It was beautifully decorated with Christmas wreaths and ornaments, extremely tasteful. The house was in four tiers: Hirut's parents' quarters at the very top; a huge communal living room in the middle, with a balcony for eating breakfast on and from whence you had a distant sea view; the ground floor was the kitchen, TV room, office and dining room; then, as the house is on a slope, there was another ground level to the left of the garage, which opened into a large guest annex with kitchen area, large white leather sofas for sprawling on, two bedrooms, and a bathroom. We were completely self contained with our own fridge and TV, venturing up only for breakfast and dinner, which was prepared by Elizabeth, their cook. Extremely spoiled. The shower also had warm water when there was electricity, and the bed was a king-sized sprung mattress. Heaven.

Soon after arriving, we were served food: traditional Sierra Leonean dishes of new rice (red with the husk) and curry made from greens and fish. People eat lots of fish as SL is right on the coast. Greens are a type of leaf vegetable, like spinach, which is finely chopped. It was a mouth-wateringly spicy dish after so long eating the bland, flavourless melange of Rwanda, where everything is just boiled with a pinch of salt. Food in West Africa is hot, flavoursome and down-right wonderful :op~

Cutting greens SL style from SL Tourism Board DVD

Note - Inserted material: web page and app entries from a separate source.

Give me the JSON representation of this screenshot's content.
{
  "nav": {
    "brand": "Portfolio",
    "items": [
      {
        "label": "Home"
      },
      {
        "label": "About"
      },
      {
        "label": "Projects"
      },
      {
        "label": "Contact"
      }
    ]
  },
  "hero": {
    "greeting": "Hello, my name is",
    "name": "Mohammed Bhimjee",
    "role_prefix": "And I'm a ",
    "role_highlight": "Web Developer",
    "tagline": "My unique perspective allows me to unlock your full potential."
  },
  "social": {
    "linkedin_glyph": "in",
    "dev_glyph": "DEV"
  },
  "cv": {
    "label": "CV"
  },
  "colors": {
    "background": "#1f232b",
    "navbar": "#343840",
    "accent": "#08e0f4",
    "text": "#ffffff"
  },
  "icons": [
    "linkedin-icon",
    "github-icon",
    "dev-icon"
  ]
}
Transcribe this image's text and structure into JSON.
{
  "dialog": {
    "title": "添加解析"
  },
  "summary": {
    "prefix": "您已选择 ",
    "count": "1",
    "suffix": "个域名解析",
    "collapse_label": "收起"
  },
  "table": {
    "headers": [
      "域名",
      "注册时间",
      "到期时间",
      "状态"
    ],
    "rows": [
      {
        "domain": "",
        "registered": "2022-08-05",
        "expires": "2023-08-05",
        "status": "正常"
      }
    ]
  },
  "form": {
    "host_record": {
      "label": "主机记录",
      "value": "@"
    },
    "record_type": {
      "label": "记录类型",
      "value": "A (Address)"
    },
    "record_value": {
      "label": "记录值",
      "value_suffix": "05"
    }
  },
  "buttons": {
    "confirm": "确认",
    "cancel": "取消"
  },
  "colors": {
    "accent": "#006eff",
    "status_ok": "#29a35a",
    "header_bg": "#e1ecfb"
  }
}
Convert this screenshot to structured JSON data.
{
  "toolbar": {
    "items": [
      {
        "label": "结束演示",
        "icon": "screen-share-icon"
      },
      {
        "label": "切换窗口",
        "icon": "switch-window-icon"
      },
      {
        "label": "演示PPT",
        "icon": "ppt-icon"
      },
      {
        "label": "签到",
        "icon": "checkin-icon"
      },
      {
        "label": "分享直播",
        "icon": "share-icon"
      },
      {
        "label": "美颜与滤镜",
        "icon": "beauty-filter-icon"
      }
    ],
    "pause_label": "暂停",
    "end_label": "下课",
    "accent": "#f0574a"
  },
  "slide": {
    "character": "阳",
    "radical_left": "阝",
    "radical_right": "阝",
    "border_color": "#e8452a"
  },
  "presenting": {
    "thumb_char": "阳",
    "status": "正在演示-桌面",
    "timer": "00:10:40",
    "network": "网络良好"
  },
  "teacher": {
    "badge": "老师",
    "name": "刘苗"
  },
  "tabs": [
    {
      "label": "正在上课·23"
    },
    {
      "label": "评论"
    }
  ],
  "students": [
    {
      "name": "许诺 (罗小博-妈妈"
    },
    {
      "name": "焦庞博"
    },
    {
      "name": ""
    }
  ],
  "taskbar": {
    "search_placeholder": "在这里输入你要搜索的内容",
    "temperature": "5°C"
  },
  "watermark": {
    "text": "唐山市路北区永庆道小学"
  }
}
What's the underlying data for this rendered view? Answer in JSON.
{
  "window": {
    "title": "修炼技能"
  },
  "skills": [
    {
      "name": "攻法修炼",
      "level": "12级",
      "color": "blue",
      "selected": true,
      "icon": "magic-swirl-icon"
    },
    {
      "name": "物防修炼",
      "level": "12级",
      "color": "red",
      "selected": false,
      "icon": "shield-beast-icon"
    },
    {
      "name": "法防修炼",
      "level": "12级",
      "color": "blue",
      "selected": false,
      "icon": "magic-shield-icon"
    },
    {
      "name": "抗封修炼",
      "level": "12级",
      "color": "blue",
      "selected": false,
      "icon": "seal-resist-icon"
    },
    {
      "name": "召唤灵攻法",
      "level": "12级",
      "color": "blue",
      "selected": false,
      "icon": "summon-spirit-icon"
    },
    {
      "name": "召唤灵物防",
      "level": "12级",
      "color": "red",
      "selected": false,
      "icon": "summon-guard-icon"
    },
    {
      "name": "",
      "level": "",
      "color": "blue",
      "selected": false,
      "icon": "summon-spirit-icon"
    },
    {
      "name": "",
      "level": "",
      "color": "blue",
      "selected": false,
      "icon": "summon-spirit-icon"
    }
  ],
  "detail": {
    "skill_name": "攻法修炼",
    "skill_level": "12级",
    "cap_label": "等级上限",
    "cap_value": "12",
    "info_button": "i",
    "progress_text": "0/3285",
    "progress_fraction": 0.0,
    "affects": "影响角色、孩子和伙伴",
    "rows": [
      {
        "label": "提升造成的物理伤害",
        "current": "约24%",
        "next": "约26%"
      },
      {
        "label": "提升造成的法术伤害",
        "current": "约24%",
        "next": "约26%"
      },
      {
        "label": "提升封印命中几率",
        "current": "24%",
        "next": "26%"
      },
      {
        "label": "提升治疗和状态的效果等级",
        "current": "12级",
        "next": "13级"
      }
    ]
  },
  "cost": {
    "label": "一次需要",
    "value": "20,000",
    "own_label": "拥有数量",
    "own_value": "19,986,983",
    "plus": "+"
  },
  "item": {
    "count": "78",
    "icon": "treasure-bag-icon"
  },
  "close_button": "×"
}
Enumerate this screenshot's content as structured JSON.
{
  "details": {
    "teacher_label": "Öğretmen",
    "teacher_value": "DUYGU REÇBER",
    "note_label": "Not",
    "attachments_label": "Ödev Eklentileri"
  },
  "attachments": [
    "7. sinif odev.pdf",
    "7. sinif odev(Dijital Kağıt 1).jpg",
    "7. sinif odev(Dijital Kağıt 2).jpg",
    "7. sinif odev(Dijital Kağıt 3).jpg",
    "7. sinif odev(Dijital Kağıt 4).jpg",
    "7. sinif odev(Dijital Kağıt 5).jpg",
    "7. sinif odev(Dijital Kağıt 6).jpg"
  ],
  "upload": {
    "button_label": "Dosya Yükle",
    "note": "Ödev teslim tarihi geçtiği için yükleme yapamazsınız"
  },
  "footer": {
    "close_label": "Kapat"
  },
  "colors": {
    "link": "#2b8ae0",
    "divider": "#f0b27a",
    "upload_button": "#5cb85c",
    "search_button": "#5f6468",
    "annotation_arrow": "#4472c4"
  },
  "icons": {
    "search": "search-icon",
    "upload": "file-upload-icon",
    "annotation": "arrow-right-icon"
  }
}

[NB 2013: When I say the taxi 'beeped' me, I don't mean he sounded his horn outside my gate at that time in the morning. The practice of 'beeping' in Rwanda means calling someone and hanging up. They can see who called on the screen and know that it is time to act on whatever arrangement you have made - i.e. to say they have arrived at a venue or that they are waiting for you. It can also just mean 'I'm thinking of you'. It's a good way of saving credit as you are not charged for the call unless someone picks up the phone. However, sometimes people beep as a way of asking you to call them back because they've run out of credit. It's tricky to know what the meaning of a beep is, but you get there with practice. Also, for those who are curious, I think the helicopter was an Mi-8.]